On Christmas we celebrate God’s affection to us human beings. We wish you all the experience of God‘s closeness in the New Year 2022.
St. Kizito Hospital Matany — 50 years serving Karamoja
A letter from Bro. Gunther at St. Kizito Hospital Matany
Dear Friends and Benefactors,
How should I start my Advent and Christmas letter this year? There are still a few weeks until Christmas and there is still so much to be done. But deep down I feel the need this year in a special way to make something out of that time, to shape it very consciously and to go along with it.
Perhaps there is a simple explanation: After all the depressing headlines that have dominated the news of late, and which have shown the world in many ways in a troubled state, one is looking for something that “warms the heart.” Advent and Christmas can undoubtedly do that.
Our ancestors often got together for the feast under completely different circumstances and devoted a lot of energy to making it a festival of love for one another. Was this a protest against those external circumstances and their merciless rules? According to the motto: I will not let myself be deprived of hope for a better world – for a world that is based on love, peace and warmth?
For us, however, this hope is based on the fact that God gave himself into the world, into our little human existence: the child in the manger brings the news “of the love of God, which is in Christ Jesus our Lord” (Rom. 8:39).

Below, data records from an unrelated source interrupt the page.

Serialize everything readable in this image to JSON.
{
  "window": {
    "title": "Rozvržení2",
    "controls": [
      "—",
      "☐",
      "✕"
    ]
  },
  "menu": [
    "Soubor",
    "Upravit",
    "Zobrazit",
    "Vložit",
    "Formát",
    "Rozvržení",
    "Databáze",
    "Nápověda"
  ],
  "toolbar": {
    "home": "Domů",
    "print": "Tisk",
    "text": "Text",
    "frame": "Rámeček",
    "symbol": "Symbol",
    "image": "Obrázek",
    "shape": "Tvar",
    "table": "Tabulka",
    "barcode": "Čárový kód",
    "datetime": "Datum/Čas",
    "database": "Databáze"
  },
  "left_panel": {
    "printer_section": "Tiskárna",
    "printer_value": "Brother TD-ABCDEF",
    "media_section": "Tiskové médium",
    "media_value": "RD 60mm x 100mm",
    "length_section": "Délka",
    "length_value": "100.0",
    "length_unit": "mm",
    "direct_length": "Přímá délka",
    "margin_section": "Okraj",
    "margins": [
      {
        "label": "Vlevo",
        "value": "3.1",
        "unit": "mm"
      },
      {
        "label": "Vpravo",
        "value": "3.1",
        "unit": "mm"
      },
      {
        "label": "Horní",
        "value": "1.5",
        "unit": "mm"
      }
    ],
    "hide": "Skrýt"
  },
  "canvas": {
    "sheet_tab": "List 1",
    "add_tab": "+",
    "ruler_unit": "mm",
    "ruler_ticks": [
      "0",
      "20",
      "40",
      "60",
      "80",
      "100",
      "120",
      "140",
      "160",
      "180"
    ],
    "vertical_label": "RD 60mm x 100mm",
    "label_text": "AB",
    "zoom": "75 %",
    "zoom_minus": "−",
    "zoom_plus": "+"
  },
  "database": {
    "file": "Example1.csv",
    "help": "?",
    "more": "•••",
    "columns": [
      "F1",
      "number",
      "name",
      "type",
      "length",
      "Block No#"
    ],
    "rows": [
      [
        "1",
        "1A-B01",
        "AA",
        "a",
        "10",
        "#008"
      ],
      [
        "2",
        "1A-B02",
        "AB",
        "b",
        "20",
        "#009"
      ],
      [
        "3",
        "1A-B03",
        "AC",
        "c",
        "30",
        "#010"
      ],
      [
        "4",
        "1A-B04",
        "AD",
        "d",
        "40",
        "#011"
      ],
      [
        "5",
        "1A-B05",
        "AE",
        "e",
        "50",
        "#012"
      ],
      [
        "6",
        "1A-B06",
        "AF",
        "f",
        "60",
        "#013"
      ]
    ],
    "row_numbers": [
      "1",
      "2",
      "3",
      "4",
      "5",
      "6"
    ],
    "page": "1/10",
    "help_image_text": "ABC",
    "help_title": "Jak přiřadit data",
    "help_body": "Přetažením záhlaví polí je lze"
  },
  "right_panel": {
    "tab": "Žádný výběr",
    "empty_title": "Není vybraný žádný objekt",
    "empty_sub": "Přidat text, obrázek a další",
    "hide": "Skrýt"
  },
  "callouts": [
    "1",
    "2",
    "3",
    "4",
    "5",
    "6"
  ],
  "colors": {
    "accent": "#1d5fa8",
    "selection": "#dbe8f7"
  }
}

The 50th anniversary of our hospital, which we celebrated on November 6th, gave hope here in Matany. Looking back on the small beginnings from which so great things grew, it became clear how much trust in God and divine guidance were involved in making this miracle possible.

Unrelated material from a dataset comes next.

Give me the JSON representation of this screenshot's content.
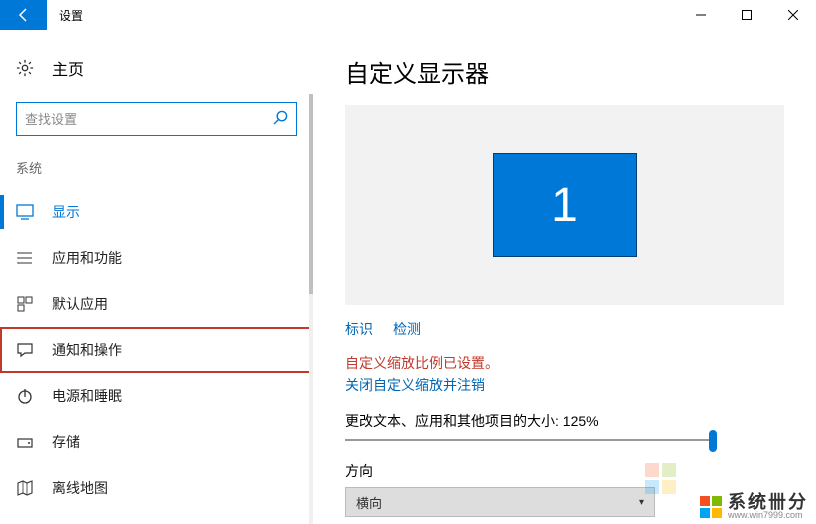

In 1968 a small group of Comboni Sisters set themselves the goal of making Matany a “place of healing”. Sr. Lorenziana, whom I was able to meet here in 1998, was the first matron – a humble, lovable sister who devoted her whole life to the Karimojong.
In December 1970 the hospital was built with the help of Misereor. The construction was supervised by Comboni Brother Pedrinoli, who – like Sr. Lorenziana – is buried in the local cemetery. While the nursing care was managed by the Comboni Sisters, the medical responsibility was taken up by CUAMM, a faith based medical organization from Italy. The administration is carried out by the Comboni Missionaries.
Since the importance of primary health care was recognized in the villages, simple health assistants were trained from the start. They gave health and hygiene education, helped improve nutrition by introducing new plants, traced malnourished children, supervised the treatment of discharged tuberculosis patients and carried out various vaccination programs.
In 1984 the Nursing Training School was opened, and from 2010 the training of midwives is also offered. This institution quickly became known nationwide and is considered to be one of the best schools in the country, as our candidates regularly excel.
We dress the wound, God heals it.
In 1989, British midwife Sally Graham started a training program for traditional birth attendants (TBAs) at Matany Hospital. Since most of the births took place in the villages, the TBA training was intended to improve the health situation of mothers and newborns.
It was often difficult to find enough doctors for Matany. In 1996 there was a financial crisis – salaries had to be increased, and the importation of medicines, which often came as donations from overseas, was banned.
The then necessary increase in treatment fees led to reduced patient numbers – the simple people could not raise the money. The administrator at the time, Br. Daniele negotiated with the Ministry of Health and obtained government grants from 1997 onwards.
In the late 1990s, cattle raids were the order of the day. On August 15, 1999, I was ambushed and injured in both my legs. I was only able to return to Matany after 7 months – but thanks to the excellent team spirit and the well-coordinated working procedures of the management team, the hospital continued to function without interruption.
The uncertainty in the region made it extremely difficult to find doctors for St. Kizito Hospital – in some years there were only two or three doctors for the entire clinic.
herefore, in 2001, doctors began to take on temporary jobs. Various organizations provided support with specialist staff, including the Senior Expert Service, Horizont 3000 and the Catholic Mission Board. Private contacts were also helpful in the search.
The hospital has grown over the years – it now has 250 beds. There have also been many improvements in the technical field, which were mentioned in the past circular letters: photovoltaic plant, solar hot water system, modern incinerators, large hospital washing machines, biological waste water treatment plant, the modernization of our
X-ray department, new autoclaves in the operating theatre as well as the change to standardised sterile goods containers, new anaesthesia machines, an oxygen plant, modernization and automation in the hospital laboratory, an endoscopy unit … All of these measures were only possible with the active support of many donors and benefactors, development organizations, etc. Thank you!
It is important to us in Matany to train many young people and enable them to provide for their own livelihood. The gratitude of these young professionals is enormous.
A speaker at our anniversary celebration reported what many patients from the southern region experience in St. Kizito Hospital: In Matany they were lovingly cared for and healed … that is why “God must be living in Matany”. Yes, it is our endeavour that our patients experience God’s loving attention through our service.
We celebrate this attention again at Christmas – God becomes human and wants to remain tangible through our actions in the world.
From the bottom of my heart, I wish you all this experience of the closeness of God again and again – not just for Christmas.
Br. Günther and Team